While life settlements still happen without the conversion feature, insurers are able to take a closer look at new clients in order to ferret out their motives for buying policies.
No more mass mailings
Consequently, life insurers have stopped promoting the option to convert as aggressively as they have in the past.
"In the 1980s and 1990s I saw companies aggressively marketing conversion,” says Parrish. "But in the 2000s there were no mass mailings." Conversion credits are also less common, says Lurty.
While insurers say they notify clients about conversion before their "term runs out," many have tightened the vise. Term policies used to be convertible up until people were in their 80s. Now most insurers limit term to perm conversions to customers between age 65 and 70.

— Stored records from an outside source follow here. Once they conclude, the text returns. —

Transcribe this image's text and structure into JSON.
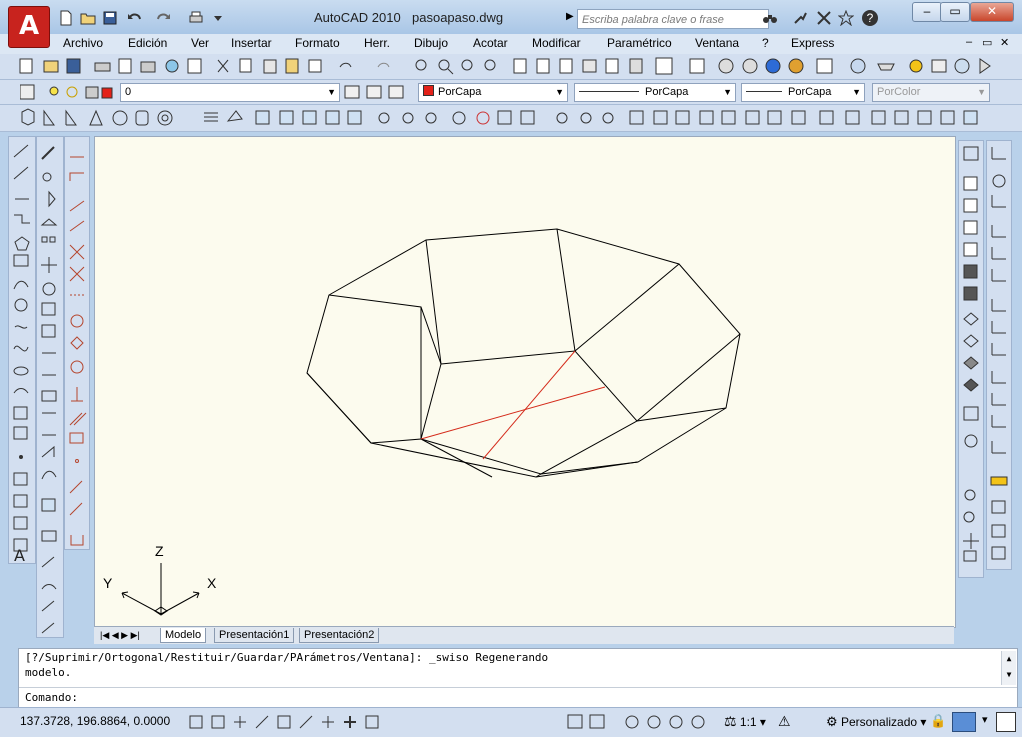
{
  "titlebar": {
    "app_logo": "A",
    "title": "AutoCAD 2010",
    "filename": "pasoapaso.dwg",
    "search_placeholder": "Escriba palabra clave o frase",
    "help_label": "?"
  },
  "menu": {
    "items": [
      "Archivo",
      "Edición",
      "Ver",
      "Insertar",
      "Formato",
      "Herr.",
      "Dibujo",
      "Acotar",
      "Modificar",
      "Paramétrico",
      "Ventana",
      "?",
      "Express"
    ]
  },
  "layers": {
    "layer_value": "0",
    "color_value": "PorCapa",
    "linetype_value": "PorCapa",
    "lineweight_value": "PorCapa",
    "plotstyle_value": "PorColor"
  },
  "ucs": {
    "z_label": "Z",
    "y_label": "Y",
    "x_label": "X"
  },
  "layout_tabs": [
    "Modelo",
    "Presentación1",
    "Presentación2"
  ],
  "command": {
    "history_line1": "[?/Suprimir/Ortogonal/Restituir/Guardar/PArámetros/Ventana]: _swiso Regenerando",
    "history_line2": "modelo.",
    "prompt": "Comando:"
  },
  "status": {
    "coordinates": "137.3728, 196.8864, 0.0000",
    "scale": "1:1",
    "workspace": "Personalizado"
  },
  "colors": {
    "accent_red": "#c8231e",
    "drawing_bg": "#fcfbee",
    "red_line": "#d42a1a"
  }
}
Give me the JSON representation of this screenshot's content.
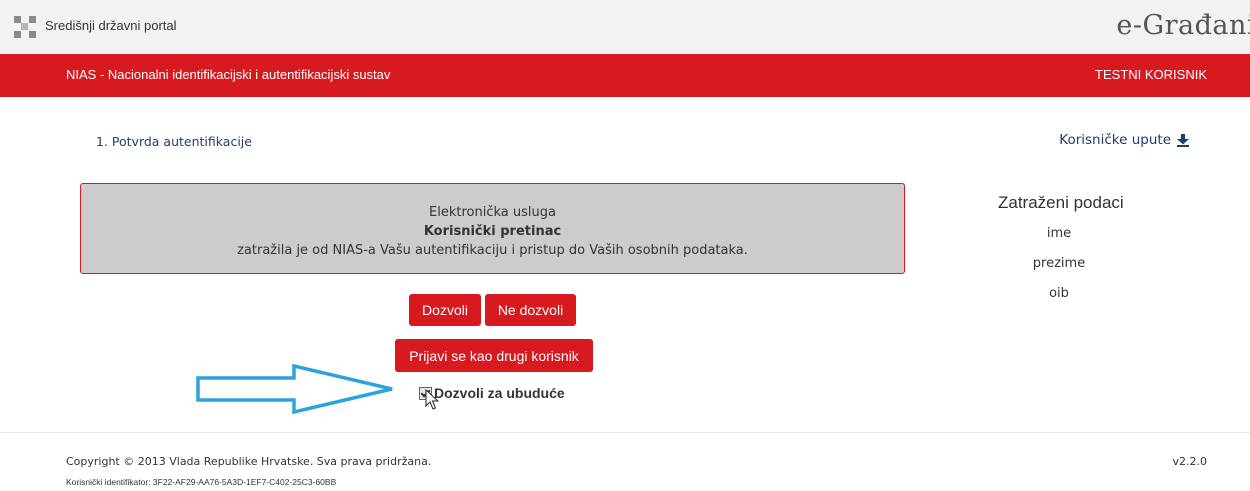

Insurance companies are hungry for capital
Most life insurers say that they still want to convert term policies when possible. While rates have come down on new policies, that trend may be ending, says Parrish, and that will make conversions a better deal.
With interest rates at near record lows, insurers, "like everyone else, will have to work hard for capital and converting policies will be more on the radar of field representatives," he says. And perhaps clients, too. "People's cash flows are now strained, so they are buying term, but they may convert in the future when incomes improve," says Parrish.
Paul Wetmore, a MetLife executive who specializes in life insurance products, says most of MetLife's term policies are convertible to "any currently available" permanent policy. And a conversion credit is available at no charge. "MetLife typically sends a reminder out on the policy anniversary every year," says Wetmore, adding, "and we encourage our representatives to talk about it."
Should you convert term to perm?
According to Wetmore, agents provide policyholders with both the positives and the negatives of conversion. Keep the term policy and ignore conversion to permanent life if:
- You need life insurance only for a limited time.
- You can't afford the higher premiums of a perm policy.
- You buy a separate permanent policy to go along with the current term policy.
Conversely, consider converting your term policy if:
- You need life insurance beyond your current term policy limits.
- You want to build up cash value inside a perm policy, either for future needs or for an inheritance.
- A medical exam would not be to your benefit.
More from Ed Leefeldt here